My next planned purchase was a fruit mulcher/shredder. My enthusiasm was deflatingly gutted as I pursued what was on offer. Hand operated models seemed more like items of mediaeval torture and powered ones were priced unrealistically – no doubt driven up by desperate people who’d foolishly bought the hand operated ones first. But seriously, I felt that this little boy’s Mother had raised someone who could build a better one. For once I was right. A quick scan of eBay and I was in the car and off to the door of a hopeful seller offering “a dream garden shredder for only $180”. Poor chap was taken back as I expertly stripped the shredder naked while muttering disappointedly, “Ahh, Fawk.”, under my breath. Wifey played her part too, by offering, “Can you fix it Dear? Or is it broken?” My reply was to fix this sharp salesman with an accusatory glare and spat, “Does it work?”. “Yyyyes,” he muttered, holding up the trailing extension cord he’d answered the door with. And he was right, so moments later we left with the shredder in the car and a limp $60 in his bewildered hand.

More banging and profound swearing emanating from the shed and the modified and refurbished mulcher strained at its chain ready to devour any innocent and ignorant enough to stray into its path.

fruit mulcher


A trial run of apples and pears demonstrated its expert proficiency and this convinced us to do a trial batch of cider. At this very moment 3 demijohns are bubbling away, hinting at the yeast busy at work. If all goes well I’ll be sucking on a cider or three. If not, Wifey will have some grand vinegar.

pears and apples for cider

Cleanliness may be is next to Godliness, but where brewing is concerned, if your preparation is not meticulously clean, then you’ll have vinegar instead of wine. So apply the 10 P rule… PAINFULLY PITIFUL PREPARATION PRODUCES PROFANELY PUGNACIOUS PISS POOR PARTY PRODUCTS.

Cheers, Robbie.

Encouraging Growth

fried potatoes and sausage

Thunder is rumbling in the distance, giving the hope of a bit of rain that we desperately need. C’mon rain!!!

storm clouds in Allora

The weather is always a bit madcap around here. One moment we’re parched and sizzled, the next shivering as wind hurtles through the trees and rain pelts against windows and tin sheds. I’ve learned so much living in such extremes. When you can’t depend on the weather to nourish crops and animals, you have to let go and run with it. Flexibility and creativity are essential.

Gardening is one area that tests me regularly. After three years experimenting with hundreds of plants, I’m figuring out what works best in our soil (black and heavy in some spots, brown and gravelly in others), what thrives in drought AND flood, and what can survive the attentions of bugs, cabbage moths, grasshoppers, and innumerable other creatures.

I no longer attempt broccoli, cauliflower, or cabbages.
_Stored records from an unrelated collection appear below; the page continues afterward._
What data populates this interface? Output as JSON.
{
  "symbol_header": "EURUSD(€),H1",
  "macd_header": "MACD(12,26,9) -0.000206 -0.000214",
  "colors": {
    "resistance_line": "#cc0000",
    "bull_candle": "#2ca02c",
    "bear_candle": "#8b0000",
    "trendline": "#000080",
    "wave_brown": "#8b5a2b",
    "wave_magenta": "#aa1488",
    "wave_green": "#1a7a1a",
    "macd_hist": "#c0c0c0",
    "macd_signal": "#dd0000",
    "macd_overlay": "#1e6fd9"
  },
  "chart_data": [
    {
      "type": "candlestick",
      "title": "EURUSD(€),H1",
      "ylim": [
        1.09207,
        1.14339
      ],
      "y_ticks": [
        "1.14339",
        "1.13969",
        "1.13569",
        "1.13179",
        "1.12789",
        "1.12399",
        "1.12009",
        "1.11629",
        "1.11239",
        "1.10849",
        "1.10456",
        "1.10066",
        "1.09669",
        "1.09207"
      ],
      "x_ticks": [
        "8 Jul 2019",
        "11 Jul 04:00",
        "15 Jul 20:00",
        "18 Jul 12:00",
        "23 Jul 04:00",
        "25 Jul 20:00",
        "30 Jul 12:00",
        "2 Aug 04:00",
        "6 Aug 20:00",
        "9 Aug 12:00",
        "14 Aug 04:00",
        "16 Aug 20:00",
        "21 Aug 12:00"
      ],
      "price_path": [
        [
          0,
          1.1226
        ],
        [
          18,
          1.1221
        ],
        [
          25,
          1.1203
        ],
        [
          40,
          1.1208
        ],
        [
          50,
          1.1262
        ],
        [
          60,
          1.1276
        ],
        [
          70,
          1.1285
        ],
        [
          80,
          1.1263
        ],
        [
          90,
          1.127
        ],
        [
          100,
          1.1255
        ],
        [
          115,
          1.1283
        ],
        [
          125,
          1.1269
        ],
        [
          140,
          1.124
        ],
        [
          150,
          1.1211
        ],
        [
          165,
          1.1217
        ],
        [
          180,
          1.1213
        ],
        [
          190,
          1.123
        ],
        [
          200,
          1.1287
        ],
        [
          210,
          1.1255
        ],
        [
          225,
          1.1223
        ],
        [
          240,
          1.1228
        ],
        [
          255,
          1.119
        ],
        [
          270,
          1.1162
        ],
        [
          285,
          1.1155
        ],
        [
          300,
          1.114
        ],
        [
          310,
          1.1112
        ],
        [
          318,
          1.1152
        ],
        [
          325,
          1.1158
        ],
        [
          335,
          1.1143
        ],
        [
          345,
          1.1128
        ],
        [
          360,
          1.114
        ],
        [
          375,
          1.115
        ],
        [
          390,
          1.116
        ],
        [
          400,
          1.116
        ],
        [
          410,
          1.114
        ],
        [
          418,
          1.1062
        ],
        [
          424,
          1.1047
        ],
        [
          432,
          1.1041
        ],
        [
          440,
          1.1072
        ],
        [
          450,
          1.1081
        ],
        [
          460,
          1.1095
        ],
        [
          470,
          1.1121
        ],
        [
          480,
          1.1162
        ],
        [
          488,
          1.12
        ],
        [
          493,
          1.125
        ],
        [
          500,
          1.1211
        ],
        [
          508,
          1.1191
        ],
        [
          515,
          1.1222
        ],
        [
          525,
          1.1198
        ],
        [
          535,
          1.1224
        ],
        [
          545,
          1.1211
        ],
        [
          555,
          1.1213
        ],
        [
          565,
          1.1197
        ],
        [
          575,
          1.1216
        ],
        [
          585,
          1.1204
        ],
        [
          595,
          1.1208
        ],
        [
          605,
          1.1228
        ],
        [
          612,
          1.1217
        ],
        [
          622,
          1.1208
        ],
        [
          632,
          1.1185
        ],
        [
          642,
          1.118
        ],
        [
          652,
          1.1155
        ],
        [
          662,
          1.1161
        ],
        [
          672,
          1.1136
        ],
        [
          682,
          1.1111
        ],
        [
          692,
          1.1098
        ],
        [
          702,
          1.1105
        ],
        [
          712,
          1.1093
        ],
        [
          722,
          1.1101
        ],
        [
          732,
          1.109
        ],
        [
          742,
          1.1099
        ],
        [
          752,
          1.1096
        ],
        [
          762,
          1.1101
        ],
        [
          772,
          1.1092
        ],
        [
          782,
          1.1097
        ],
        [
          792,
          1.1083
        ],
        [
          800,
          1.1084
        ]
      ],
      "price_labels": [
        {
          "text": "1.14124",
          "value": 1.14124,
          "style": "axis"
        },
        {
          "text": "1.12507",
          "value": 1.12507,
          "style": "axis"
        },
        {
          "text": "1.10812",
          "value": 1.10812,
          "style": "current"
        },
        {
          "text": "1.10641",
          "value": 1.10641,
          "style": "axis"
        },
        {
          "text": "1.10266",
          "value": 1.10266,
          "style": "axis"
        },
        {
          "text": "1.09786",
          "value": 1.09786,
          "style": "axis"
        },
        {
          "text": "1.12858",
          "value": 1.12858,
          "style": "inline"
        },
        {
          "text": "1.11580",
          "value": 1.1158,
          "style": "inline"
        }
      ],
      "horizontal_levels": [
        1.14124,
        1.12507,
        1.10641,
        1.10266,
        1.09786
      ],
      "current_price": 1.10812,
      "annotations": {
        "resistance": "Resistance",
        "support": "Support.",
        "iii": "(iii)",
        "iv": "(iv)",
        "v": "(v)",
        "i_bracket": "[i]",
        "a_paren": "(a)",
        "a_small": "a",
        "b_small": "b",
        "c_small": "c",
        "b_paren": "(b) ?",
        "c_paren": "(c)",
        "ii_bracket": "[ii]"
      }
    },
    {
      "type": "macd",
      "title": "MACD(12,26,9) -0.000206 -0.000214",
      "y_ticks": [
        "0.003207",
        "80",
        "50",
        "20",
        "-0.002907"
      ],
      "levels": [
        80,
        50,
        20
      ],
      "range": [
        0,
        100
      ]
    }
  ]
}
No matter how faithfully I dust them with powder, they’re always decimated by cabbage moths and cut worms. I can grow red cabbages and red Brussels sprouts, however, because for some reason, insects can’t stand them. This is quite a thrill, I tell you.

Herbs also do well here, as do root veggies (when there’s enough water), and tomatoes. Asparagus grows like a weed, thank goodness, and fennel and artichokes are finding their feet.

Bit by bit I’m building gardens that suit our palates and the crazy weather. As I learn how to help my plants, it inspires me personally to figure out what helps me thrive. Encouraging me to remove the things that tear me down and suffocate my spirit, while gathering close the people and experiences that nourish my soul and help me flourish.

Regardless of what happens outside (and in!), a good, hearty breakfast is always a comfort. Our local butcher has fantastic sausages in all sorts of flavors: beef, garlic, and red wine, lamb with roasted tomato and parsley, chicken with cheese and sage. Fried and sliced, they go beautifully with caramelized onions and potatoes. Such hearty fare keeps us going through planting, weeding, and harvesting.

fried potatoes and sausage

What grows well in your part of the world? xo